Retrieve each line that contains the word "title" from the entries below.

------

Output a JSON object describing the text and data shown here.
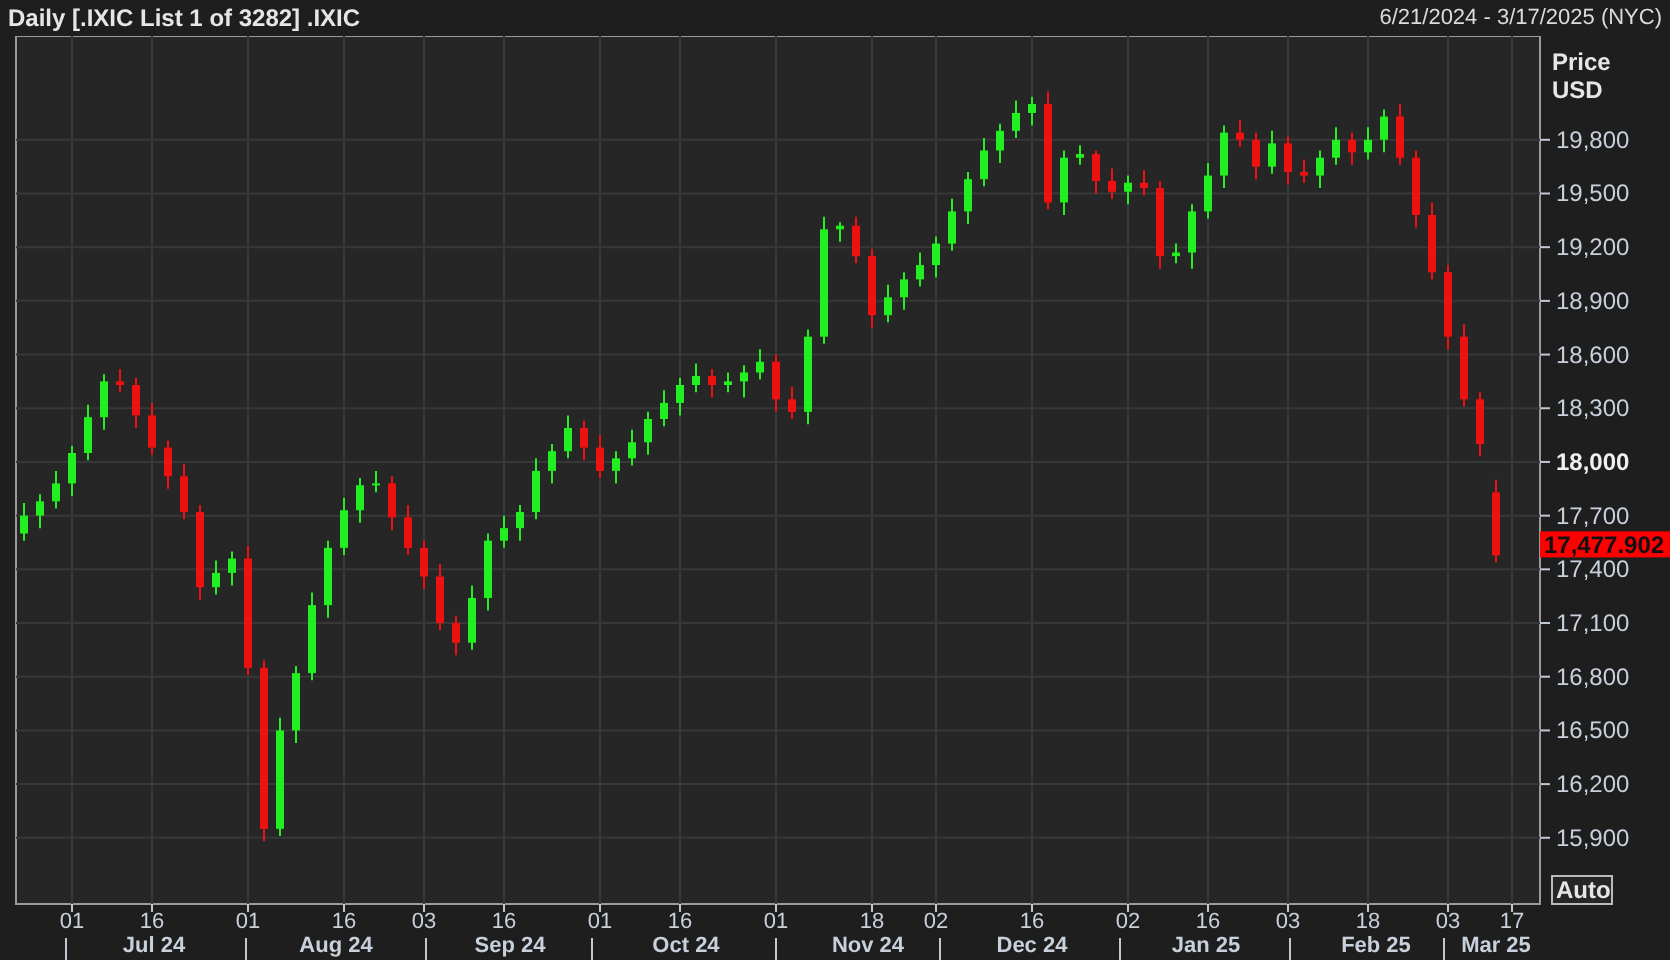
{
  "header": {
    "title": "Daily [.IXIC List 1 of 3282] .IXIC",
    "date_range": "6/21/2024 - 3/17/2025 (NYC)"
  },
  "price_axis": {
    "title": "Price",
    "unit": "USD",
    "tick_bold": [
      false,
      false,
      false,
      false,
      false,
      false,
      true,
      false,
      false,
      false,
      false,
      false,
      false,
      false
    ],
    "last_price": "17,477.902",
    "scale_button": "Auto"
  },
  "time_axis": {
    "months": [
      "Jul 24",
      "Aug 24",
      "Sep 24",
      "Oct 24",
      "Nov 24",
      "Dec 24",
      "Jan 25",
      "Feb 25",
      "Mar 25"
    ]
  },
  "chart_data": {
    "type": "candlestick",
    "grid": true,
    "ylim": [
      15530,
      20380
    ],
    "categories": [
      null,
      null,
      null,
      "01",
      null,
      null,
      null,
      null,
      "16",
      null,
      null,
      null,
      null,
      null,
      "01",
      null,
      null,
      null,
      null,
      null,
      "16",
      null,
      null,
      null,
      null,
      "03",
      null,
      null,
      null,
      null,
      "16",
      null,
      null,
      null,
      null,
      null,
      "01",
      null,
      null,
      null,
      null,
      "16",
      null,
      null,
      null,
      null,
      null,
      "01",
      null,
      null,
      null,
      null,
      null,
      "18",
      null,
      null,
      null,
      "02",
      null,
      null,
      null,
      null,
      null,
      "16",
      null,
      null,
      null,
      null,
      null,
      "02",
      null,
      null,
      null,
      null,
      "16",
      null,
      null,
      null,
      null,
      "03",
      null,
      null,
      null,
      null,
      "18",
      null,
      null,
      null,
      null,
      "03",
      null,
      null,
      null,
      "17"
    ],
    "yticks": [
      {
        "value": 19800,
        "label": "19,800"
      },
      {
        "value": 19500,
        "label": "19,500"
      },
      {
        "value": 19200,
        "label": "19,200"
      },
      {
        "value": 18900,
        "label": "18,900"
      },
      {
        "value": 18600,
        "label": "18,600"
      },
      {
        "value": 18300,
        "label": "18,300"
      },
      {
        "value": 18000,
        "label": "18,000"
      },
      {
        "value": 17700,
        "label": "17,700"
      },
      {
        "value": 17400,
        "label": "17,400"
      },
      {
        "value": 17100,
        "label": "17,100"
      },
      {
        "value": 16800,
        "label": "16,800"
      },
      {
        "value": 16500,
        "label": "16,500"
      },
      {
        "value": 16200,
        "label": "16,200"
      },
      {
        "value": 15900,
        "label": "15,900"
      }
    ],
    "ohlc": [
      [
        17600,
        17770,
        17560,
        17700
      ],
      [
        17700,
        17820,
        17630,
        17780
      ],
      [
        17780,
        17950,
        17740,
        17880
      ],
      [
        17880,
        18090,
        17810,
        18050
      ],
      [
        18050,
        18320,
        18010,
        18250
      ],
      [
        18250,
        18490,
        18180,
        18450
      ],
      [
        18450,
        18520,
        18390,
        18430
      ],
      [
        18430,
        18470,
        18190,
        18260
      ],
      [
        18260,
        18330,
        18040,
        18080
      ],
      [
        18080,
        18120,
        17850,
        17920
      ],
      [
        17920,
        17990,
        17680,
        17720
      ],
      [
        17720,
        17760,
        17230,
        17300
      ],
      [
        17300,
        17450,
        17260,
        17380
      ],
      [
        17380,
        17500,
        17310,
        17460
      ],
      [
        17460,
        17530,
        16810,
        16850
      ],
      [
        16850,
        16890,
        15880,
        15950
      ],
      [
        15950,
        16570,
        15910,
        16500
      ],
      [
        16500,
        16860,
        16430,
        16820
      ],
      [
        16820,
        17270,
        16780,
        17200
      ],
      [
        17200,
        17560,
        17130,
        17520
      ],
      [
        17520,
        17800,
        17480,
        17730
      ],
      [
        17730,
        17910,
        17660,
        17870
      ],
      [
        17870,
        17950,
        17830,
        17880
      ],
      [
        17880,
        17920,
        17620,
        17690
      ],
      [
        17690,
        17760,
        17480,
        17520
      ],
      [
        17520,
        17560,
        17290,
        17360
      ],
      [
        17360,
        17430,
        17060,
        17100
      ],
      [
        17100,
        17140,
        16920,
        16990
      ],
      [
        16990,
        17310,
        16950,
        17240
      ],
      [
        17240,
        17600,
        17170,
        17560
      ],
      [
        17560,
        17700,
        17520,
        17630
      ],
      [
        17630,
        17760,
        17560,
        17720
      ],
      [
        17720,
        18020,
        17680,
        17950
      ],
      [
        17950,
        18100,
        17880,
        18060
      ],
      [
        18060,
        18260,
        18020,
        18190
      ],
      [
        18190,
        18230,
        18010,
        18080
      ],
      [
        18080,
        18150,
        17910,
        17950
      ],
      [
        17950,
        18060,
        17880,
        18020
      ],
      [
        18020,
        18180,
        17980,
        18110
      ],
      [
        18110,
        18280,
        18040,
        18240
      ],
      [
        18240,
        18400,
        18200,
        18330
      ],
      [
        18330,
        18470,
        18260,
        18430
      ],
      [
        18430,
        18550,
        18390,
        18480
      ],
      [
        18480,
        18520,
        18360,
        18430
      ],
      [
        18430,
        18500,
        18390,
        18450
      ],
      [
        18450,
        18540,
        18360,
        18500
      ],
      [
        18500,
        18630,
        18460,
        18560
      ],
      [
        18560,
        18600,
        18280,
        18350
      ],
      [
        18350,
        18420,
        18240,
        18280
      ],
      [
        18280,
        18740,
        18210,
        18700
      ],
      [
        18700,
        19370,
        18660,
        19300
      ],
      [
        19300,
        19340,
        19230,
        19320
      ],
      [
        19320,
        19370,
        19110,
        19150
      ],
      [
        19150,
        19190,
        18750,
        18820
      ],
      [
        18820,
        18990,
        18780,
        18920
      ],
      [
        18920,
        19060,
        18850,
        19020
      ],
      [
        19020,
        19170,
        18980,
        19100
      ],
      [
        19100,
        19260,
        19030,
        19220
      ],
      [
        19220,
        19470,
        19180,
        19400
      ],
      [
        19400,
        19620,
        19330,
        19580
      ],
      [
        19580,
        19810,
        19540,
        19740
      ],
      [
        19740,
        19890,
        19670,
        19850
      ],
      [
        19850,
        20020,
        19810,
        19950
      ],
      [
        19950,
        20040,
        19880,
        20000
      ],
      [
        20000,
        20070,
        19410,
        19450
      ],
      [
        19450,
        19740,
        19380,
        19700
      ],
      [
        19700,
        19770,
        19660,
        19720
      ],
      [
        19720,
        19740,
        19500,
        19570
      ],
      [
        19570,
        19640,
        19470,
        19510
      ],
      [
        19510,
        19600,
        19440,
        19560
      ],
      [
        19560,
        19630,
        19490,
        19530
      ],
      [
        19530,
        19570,
        19080,
        19150
      ],
      [
        19150,
        19220,
        19110,
        19170
      ],
      [
        19170,
        19440,
        19080,
        19400
      ],
      [
        19400,
        19670,
        19360,
        19600
      ],
      [
        19600,
        19880,
        19530,
        19840
      ],
      [
        19840,
        19910,
        19760,
        19800
      ],
      [
        19800,
        19840,
        19580,
        19650
      ],
      [
        19650,
        19850,
        19610,
        19780
      ],
      [
        19780,
        19820,
        19550,
        19620
      ],
      [
        19620,
        19690,
        19560,
        19600
      ],
      [
        19600,
        19740,
        19530,
        19700
      ],
      [
        19700,
        19870,
        19660,
        19800
      ],
      [
        19800,
        19840,
        19660,
        19730
      ],
      [
        19730,
        19870,
        19690,
        19800
      ],
      [
        19800,
        19970,
        19730,
        19930
      ],
      [
        19930,
        20000,
        19660,
        19700
      ],
      [
        19700,
        19740,
        19310,
        19380
      ],
      [
        19380,
        19450,
        19020,
        19060
      ],
      [
        19060,
        19100,
        18630,
        18700
      ],
      [
        18700,
        18770,
        18310,
        18350
      ],
      [
        18350,
        18390,
        18030,
        18100
      ],
      [
        17830,
        17900,
        17440,
        17477.902
      ],
      null
    ]
  }
}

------

[Task response]:
    "title": "Daily [.IXIC List 1 of 3282] .IXIC",
    "title": "Price",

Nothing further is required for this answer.